Shadow postal affairs minister Ian Murray said the aim was to halt the sell off before it starts.
Any vote in Parliament would be held in the next few weeks as the coalition prepares to offer shares to the public and institutional investors.
Mr Murray told a fringe meeting at the Labour conference in Brighton that the party was "fundamentally against" privatisation, warning it would hit services and threaten post office closures.
"We think we can have one last vote when we get back from the recess. Let's push for a vote in Parliament and stop the privatisation before it starts, for the benefit of the postal service and its workers."
Leaders of the Communication Workers Union, Unite and the Federation of SubPostmasters (FSP) told the meeting prices would increase, the six-days-a-week universal service would be under threat and deliveries would worsen under privatisation.
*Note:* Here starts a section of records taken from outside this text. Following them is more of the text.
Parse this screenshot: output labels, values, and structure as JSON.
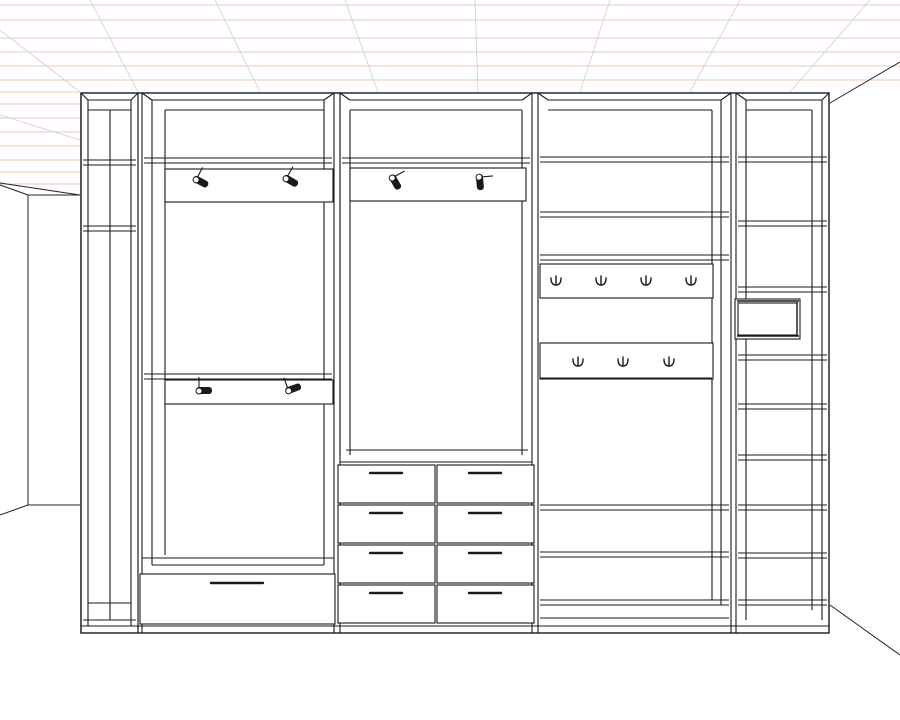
{
  "drawing": {
    "subject": "wardrobe-elevation",
    "line_color": "#1a1a1a",
    "ceiling_grid_color": "#e8b99a",
    "background": "#ffffff",
    "sections": [
      {
        "id": "left-narrow-shelving",
        "items": [
          "shelf",
          "shelf"
        ]
      },
      {
        "id": "hanging-double",
        "items": [
          "rail-bracket",
          "rail-bracket",
          "drawer-wide"
        ]
      },
      {
        "id": "hanging-with-drawers",
        "items": [
          "rail-bracket",
          "drawers-2x4"
        ]
      },
      {
        "id": "shelves-with-hooks",
        "items": [
          "shelf",
          "hook-panel-4",
          "hook-panel-3",
          "shelf",
          "shelf"
        ]
      },
      {
        "id": "right-narrow-shelving",
        "items": [
          "shelf",
          "shelf",
          "appliance-box",
          "shelf",
          "shelf"
        ]
      }
    ]
  }
}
Dave Ward, deputy leader of the CWU, said he expected Labour to stand "shoulder to shoulder" with unions in fighting the sell-off.
"This is a crunch moment, and the party cannot say it is opposed to privatisation and not follow it up with a commitment to renationalise."
The union is to ballot members for a national strike over pay, pensions, jobs and other issues linked to privatisation, with any action likely to start in mid-October.
Mr Ward said no member of the CWU had contacted him about the offer of free shares, with workers more interested in opting out.
"They know their pensions, jobs and working conditions are more important."
George Thompson, general secretary of the FSP, said the public needed to be told that thousands of post offices would be at risk if the sell-off goes ahead.
"If we make the public aware of the dangers to the six days a week delivery service we can still stop this privatisation."
Tony Burke of Unite said the public, MPs, the Countryside Alliance and postal workers and managers were all opposed to privatisation.
"Labour should pledge to renationalise a privatised Royal Mail. It would be a vote winner."